China has also accelerated the development of hypersonic weapons, including testing a fractional orbital bombardment system that deployed a hypersonic glide vehicle over the summer.
“We come together against a backdrop of heightened tensions and challenges for the free, stable and secure Indo-Pacific region that we both seek … the challenges posed by North Korea’s nuclear ambitions and by coercive and aggressive behavior from the People’s Republic of China, “Austin said in opening remarks.
US and Japanese officials provided few details on the nature of the R&D sharing agreement, with a joint statement released after the meeting saying only that “ministers have committed to pursuing joint investments that accelerate innovation and ensure that the Alliance maintains its technological lead in critical and emerging areas. fields, including artificial intelligence, machine learning, directed energy and quantum computing ”,
One of the few concrete outcomes of the meeting: Japan and the United States agreed to conduct a joint analysis on how best to cooperate on counter-hypersonic technologies.

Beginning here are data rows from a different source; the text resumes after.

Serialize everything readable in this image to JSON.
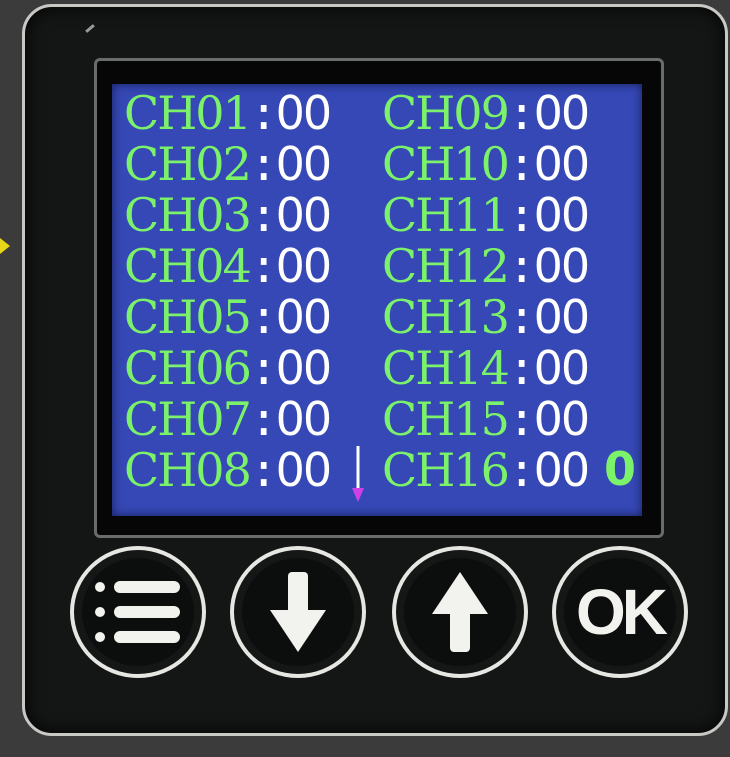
{
  "screen": {
    "channels_left": [
      {
        "label": "CH01",
        "value": "00"
      },
      {
        "label": "CH02",
        "value": "00"
      },
      {
        "label": "CH03",
        "value": "00"
      },
      {
        "label": "CH04",
        "value": "00"
      },
      {
        "label": "CH05",
        "value": "00"
      },
      {
        "label": "CH06",
        "value": "00"
      },
      {
        "label": "CH07",
        "value": "00"
      },
      {
        "label": "CH08",
        "value": "00"
      }
    ],
    "channels_right": [
      {
        "label": "CH09",
        "value": "00"
      },
      {
        "label": "CH10",
        "value": "00"
      },
      {
        "label": "CH11",
        "value": "00"
      },
      {
        "label": "CH12",
        "value": "00"
      },
      {
        "label": "CH13",
        "value": "00"
      },
      {
        "label": "CH14",
        "value": "00"
      },
      {
        "label": "CH15",
        "value": "00"
      },
      {
        "label": "CH16",
        "value": "00"
      }
    ],
    "separator": ":",
    "counter": "0",
    "cursor_icon": "down-arrow-cursor-icon"
  },
  "buttons": {
    "menu": {
      "icon": "menu-list-icon"
    },
    "down": {
      "icon": "arrow-down-icon"
    },
    "up": {
      "icon": "arrow-up-icon"
    },
    "ok": {
      "label": "OK"
    }
  },
  "colors": {
    "lcd_background": "#3548b6",
    "channel_label": "#7cf26a",
    "channel_value": "#ffffff",
    "cursor": "#d040e8",
    "device_body": "#141515",
    "button_ring": "#e6e6e2"
  }
}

The deal comes just months after the United States signed the AUKUS surprise security deal with Australia and the UK, widely seen as a response to China. This agreement also covered the sharing of research on emerging technologies, but is much broader and includes in particular Australia receiving the technology to produce its first nuclear-powered submarines.